Legal scholars speculated shortly thereafter that the case has little chance of successfully making it through the German court system.
Jordan Paust of the University of Houston Law Center concurred with supporters of prosecution and in early 2008 criticized the US Attorney General Michael Mukasey's refusal to investigate and/or prosecute anyone who relied on these legal opinions:
In 2009, the Spanish Judge Baltasar Garzón Real launched an investigation of Yoo and five others (known as the Bush Six) for war crimes.
On April 13, 2013, the Russian Federation banned Yoo and several others from entering the country because of alleged human rights violations. The list was a direct response to the so-called Magnitsky list revealed by the United States the day before. Russia stated that Yoo was among those responsible for "the legalization of torture" and "unlimited detention".
After the December 2014 release of the executive summary of the Senate Intelligence Committee report on CIA torture, Erwin Chemerinsky, then the dean of the University of California, Irvine School of Law, called for the prosecution of Yoo for his role in authoring the Torture Memos as "conspiracy to violate a federal statute".

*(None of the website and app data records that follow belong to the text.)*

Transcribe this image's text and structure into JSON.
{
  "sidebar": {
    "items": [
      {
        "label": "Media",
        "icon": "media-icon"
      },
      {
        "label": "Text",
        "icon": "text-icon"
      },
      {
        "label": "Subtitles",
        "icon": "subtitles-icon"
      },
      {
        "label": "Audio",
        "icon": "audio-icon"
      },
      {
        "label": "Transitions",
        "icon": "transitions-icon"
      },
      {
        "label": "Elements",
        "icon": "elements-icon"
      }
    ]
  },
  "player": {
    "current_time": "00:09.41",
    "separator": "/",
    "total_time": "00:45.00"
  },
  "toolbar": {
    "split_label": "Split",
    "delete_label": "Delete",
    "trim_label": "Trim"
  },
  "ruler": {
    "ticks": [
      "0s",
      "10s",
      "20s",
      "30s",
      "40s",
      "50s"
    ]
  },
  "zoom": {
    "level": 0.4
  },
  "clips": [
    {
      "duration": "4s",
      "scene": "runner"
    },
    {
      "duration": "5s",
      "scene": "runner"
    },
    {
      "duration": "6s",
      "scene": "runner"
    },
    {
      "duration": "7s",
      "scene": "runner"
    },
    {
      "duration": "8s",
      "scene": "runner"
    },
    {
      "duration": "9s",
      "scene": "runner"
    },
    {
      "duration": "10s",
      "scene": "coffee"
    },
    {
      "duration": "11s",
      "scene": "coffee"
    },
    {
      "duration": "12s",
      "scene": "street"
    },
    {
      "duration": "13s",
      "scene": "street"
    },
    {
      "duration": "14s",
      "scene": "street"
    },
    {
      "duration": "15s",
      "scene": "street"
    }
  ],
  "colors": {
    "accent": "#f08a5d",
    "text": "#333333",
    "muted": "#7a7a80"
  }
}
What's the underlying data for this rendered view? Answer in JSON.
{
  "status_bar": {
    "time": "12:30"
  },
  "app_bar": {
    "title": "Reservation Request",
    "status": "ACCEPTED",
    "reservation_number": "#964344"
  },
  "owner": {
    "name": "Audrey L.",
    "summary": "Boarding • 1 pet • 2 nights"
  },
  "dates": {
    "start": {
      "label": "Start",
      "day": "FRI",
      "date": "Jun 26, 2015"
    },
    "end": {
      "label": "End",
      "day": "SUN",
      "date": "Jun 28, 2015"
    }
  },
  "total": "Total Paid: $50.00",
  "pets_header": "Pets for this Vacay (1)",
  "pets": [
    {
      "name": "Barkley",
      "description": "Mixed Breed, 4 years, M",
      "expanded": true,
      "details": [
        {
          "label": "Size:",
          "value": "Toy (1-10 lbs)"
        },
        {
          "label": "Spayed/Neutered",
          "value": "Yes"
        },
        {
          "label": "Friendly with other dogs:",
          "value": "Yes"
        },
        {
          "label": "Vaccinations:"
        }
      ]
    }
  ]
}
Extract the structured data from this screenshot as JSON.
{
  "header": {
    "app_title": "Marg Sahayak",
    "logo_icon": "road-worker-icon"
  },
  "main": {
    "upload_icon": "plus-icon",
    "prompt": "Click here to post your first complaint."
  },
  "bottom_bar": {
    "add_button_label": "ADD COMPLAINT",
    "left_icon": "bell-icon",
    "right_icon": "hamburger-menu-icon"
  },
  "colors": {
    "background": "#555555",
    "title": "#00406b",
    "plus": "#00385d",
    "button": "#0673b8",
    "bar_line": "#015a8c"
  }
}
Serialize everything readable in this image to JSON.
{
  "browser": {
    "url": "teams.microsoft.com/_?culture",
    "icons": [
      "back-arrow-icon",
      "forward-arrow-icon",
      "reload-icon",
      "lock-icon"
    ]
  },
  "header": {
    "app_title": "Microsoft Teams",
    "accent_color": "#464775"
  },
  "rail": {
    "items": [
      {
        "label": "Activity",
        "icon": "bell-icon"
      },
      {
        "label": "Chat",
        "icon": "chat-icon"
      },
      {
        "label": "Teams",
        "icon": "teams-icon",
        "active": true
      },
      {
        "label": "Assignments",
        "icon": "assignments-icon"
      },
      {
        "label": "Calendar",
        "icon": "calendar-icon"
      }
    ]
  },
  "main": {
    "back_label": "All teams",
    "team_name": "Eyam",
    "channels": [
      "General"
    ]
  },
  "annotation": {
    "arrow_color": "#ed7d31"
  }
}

On May 12, 2012, the Kuala Lumpur War Crimes Commission found Yoo, along with former President Bush, former Vice President Cheney, and several other senior members of the Bush administration, guilty of war crimes in absentia. The trial heard "harrowing witness accounts from victims of torture who suffered at the hands of US soldiers and contractors in Iraq and Afghanistan".
Yoo provided a legal opinion backing the Bush Administration's warrantless wiretapping program. Yoo authored the October 23, 2001 memo asserting that the President had sufficient power to allow the NSA to monitor the communications of US citizens on US soil without a warrant (known as the warrantless wiretap program) because the Fourth Amendment does not apply. As another memo says in a footnote, "Our office recently concluded that the Fourth Amendment had no application to domestic military operations." That interpretation is used to assert that the normal mandatory requirement of a warrant, under the Foreign Intelligence Surveillance Act, could be ignored.
In a 2006 book and a 2007 law review article, Yoo defended President Bush's terrorist surveillance program, arguing that "the TSP represents a valid exercise of the President's Commander-in-Chief authority to gather intelligence during wartime". He claimed that critics of the program misunderstand the separation of powers between the President and Congress in wartime because of a failure to understand the differences between war and crime, and a difficulty in understanding the new challenges presented by a networked, dynamic enemy such as Al Qaeda. "Because the United States is at war with Al Qaeda, the President possesses the constitutional authority as Commander-in-Chief to engage in warrantless surveillance of enemy activity." In a Wall Street Journal opinion piece in July 2009, Yoo wrote it was "absurd to think that a law like FISA should restrict live military operations against potential attacks on the United States."
In December 2020, President Donald Trump appointed Yoo to a four-year term on the National Board for Education Sciences, which advises the Department of Education on scientific research and investments.